*** EXERCISE INPUT Section Begins ***

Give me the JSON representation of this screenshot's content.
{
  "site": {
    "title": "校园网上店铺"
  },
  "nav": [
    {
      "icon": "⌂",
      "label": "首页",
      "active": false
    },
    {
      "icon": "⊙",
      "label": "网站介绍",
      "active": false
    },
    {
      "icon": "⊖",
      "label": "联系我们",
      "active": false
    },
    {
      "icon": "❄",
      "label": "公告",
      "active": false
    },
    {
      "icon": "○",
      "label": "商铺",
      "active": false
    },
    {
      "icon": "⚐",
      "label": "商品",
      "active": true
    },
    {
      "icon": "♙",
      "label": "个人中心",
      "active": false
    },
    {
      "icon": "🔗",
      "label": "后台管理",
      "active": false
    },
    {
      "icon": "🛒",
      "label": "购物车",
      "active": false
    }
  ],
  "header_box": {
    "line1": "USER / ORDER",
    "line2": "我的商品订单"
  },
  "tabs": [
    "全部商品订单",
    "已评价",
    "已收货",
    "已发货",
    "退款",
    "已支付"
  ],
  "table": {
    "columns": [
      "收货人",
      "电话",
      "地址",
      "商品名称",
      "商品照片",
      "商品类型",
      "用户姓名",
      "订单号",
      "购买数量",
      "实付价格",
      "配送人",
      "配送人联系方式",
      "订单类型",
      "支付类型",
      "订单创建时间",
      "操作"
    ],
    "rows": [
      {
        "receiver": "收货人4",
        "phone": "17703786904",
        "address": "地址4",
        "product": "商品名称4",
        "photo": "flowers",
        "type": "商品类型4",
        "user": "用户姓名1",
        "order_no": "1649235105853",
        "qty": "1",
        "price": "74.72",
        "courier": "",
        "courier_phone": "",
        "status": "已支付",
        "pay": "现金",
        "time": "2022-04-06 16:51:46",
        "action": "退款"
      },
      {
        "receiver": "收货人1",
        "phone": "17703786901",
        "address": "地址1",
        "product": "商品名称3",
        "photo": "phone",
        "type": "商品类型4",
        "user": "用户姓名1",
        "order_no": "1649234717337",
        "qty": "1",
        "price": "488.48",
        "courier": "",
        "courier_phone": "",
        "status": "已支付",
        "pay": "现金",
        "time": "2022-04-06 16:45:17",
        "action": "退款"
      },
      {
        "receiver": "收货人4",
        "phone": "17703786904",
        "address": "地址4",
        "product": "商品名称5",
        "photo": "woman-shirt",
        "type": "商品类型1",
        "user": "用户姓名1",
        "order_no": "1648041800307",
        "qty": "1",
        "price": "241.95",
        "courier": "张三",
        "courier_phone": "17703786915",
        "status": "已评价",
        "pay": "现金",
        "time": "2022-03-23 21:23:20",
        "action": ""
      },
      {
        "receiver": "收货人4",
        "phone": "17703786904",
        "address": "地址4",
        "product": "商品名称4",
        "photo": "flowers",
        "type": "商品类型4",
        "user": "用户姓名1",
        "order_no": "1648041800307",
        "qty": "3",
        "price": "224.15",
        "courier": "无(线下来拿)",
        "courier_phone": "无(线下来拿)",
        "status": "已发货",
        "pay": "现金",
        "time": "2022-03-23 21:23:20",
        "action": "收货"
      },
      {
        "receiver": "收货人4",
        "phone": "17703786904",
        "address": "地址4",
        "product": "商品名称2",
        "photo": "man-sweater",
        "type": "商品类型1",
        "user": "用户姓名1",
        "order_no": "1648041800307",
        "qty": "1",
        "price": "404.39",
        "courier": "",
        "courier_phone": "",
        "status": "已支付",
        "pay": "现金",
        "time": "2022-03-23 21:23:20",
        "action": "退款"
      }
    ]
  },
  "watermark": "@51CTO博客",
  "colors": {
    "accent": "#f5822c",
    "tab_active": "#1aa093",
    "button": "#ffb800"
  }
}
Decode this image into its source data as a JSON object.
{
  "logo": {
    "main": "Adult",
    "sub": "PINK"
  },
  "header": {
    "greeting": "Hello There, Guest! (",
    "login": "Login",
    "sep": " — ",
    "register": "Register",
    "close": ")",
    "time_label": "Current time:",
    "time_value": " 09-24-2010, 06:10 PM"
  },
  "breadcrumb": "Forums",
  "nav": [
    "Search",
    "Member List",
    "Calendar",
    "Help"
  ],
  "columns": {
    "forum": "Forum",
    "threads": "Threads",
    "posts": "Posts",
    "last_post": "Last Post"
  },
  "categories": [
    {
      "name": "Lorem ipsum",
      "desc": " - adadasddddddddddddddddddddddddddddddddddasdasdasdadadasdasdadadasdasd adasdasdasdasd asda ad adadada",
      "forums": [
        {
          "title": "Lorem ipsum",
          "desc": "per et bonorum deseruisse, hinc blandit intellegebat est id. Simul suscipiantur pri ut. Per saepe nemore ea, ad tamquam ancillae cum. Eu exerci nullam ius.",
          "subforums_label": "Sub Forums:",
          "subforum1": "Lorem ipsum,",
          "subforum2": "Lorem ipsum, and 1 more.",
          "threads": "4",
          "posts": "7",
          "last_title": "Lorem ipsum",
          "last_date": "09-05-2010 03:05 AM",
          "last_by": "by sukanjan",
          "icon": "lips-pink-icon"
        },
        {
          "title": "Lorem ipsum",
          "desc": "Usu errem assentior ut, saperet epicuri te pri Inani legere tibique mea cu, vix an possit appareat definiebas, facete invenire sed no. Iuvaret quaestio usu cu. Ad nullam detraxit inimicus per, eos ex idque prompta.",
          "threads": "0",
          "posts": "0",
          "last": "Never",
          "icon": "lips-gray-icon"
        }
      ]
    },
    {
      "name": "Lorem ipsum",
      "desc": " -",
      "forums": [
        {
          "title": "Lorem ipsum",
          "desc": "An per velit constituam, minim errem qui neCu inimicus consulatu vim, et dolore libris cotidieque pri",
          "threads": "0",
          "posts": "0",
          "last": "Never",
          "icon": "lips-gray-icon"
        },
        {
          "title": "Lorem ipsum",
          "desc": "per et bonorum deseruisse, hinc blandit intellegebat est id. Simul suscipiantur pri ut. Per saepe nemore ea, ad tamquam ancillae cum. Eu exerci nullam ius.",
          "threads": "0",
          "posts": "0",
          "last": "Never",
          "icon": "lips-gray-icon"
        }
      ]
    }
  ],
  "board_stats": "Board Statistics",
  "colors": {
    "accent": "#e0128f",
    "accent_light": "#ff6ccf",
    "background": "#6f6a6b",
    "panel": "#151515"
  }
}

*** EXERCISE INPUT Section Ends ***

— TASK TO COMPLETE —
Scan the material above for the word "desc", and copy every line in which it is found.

— RESULT OF THE TASK —
      "desc": " - adadasddddddddddddddddddddddddddddddddddasdasdasdadadasdasdadadasdasd adasdasdasdasd asda ad adadada",
          "desc": "per et bonorum deseruisse, hinc blandit intellegebat est id. Simul suscipiantur pri ut. Per saepe nemore ea, ad tamquam ancillae cum. Eu exerci nullam ius.",
          "desc": "Usu errem assentior ut, saperet epicuri te pri Inani legere tibique mea cu, vix an possit appareat definiebas, facete invenire sed no. Iuvaret quaestio usu cu. Ad nullam detraxit inimicus per, eos ex idque prompta.",
      "desc": " -",
          "desc": "An per velit constituam, minim errem qui neCu inimicus consulatu vim, et dolore libris cotidieque pri",
          "desc": "per et bonorum deseruisse, hinc blandit intellegebat est id. Simul suscipiantur pri ut. Per saepe nemore ea, ad tamquam ancillae cum. Eu exerci nullam ius.",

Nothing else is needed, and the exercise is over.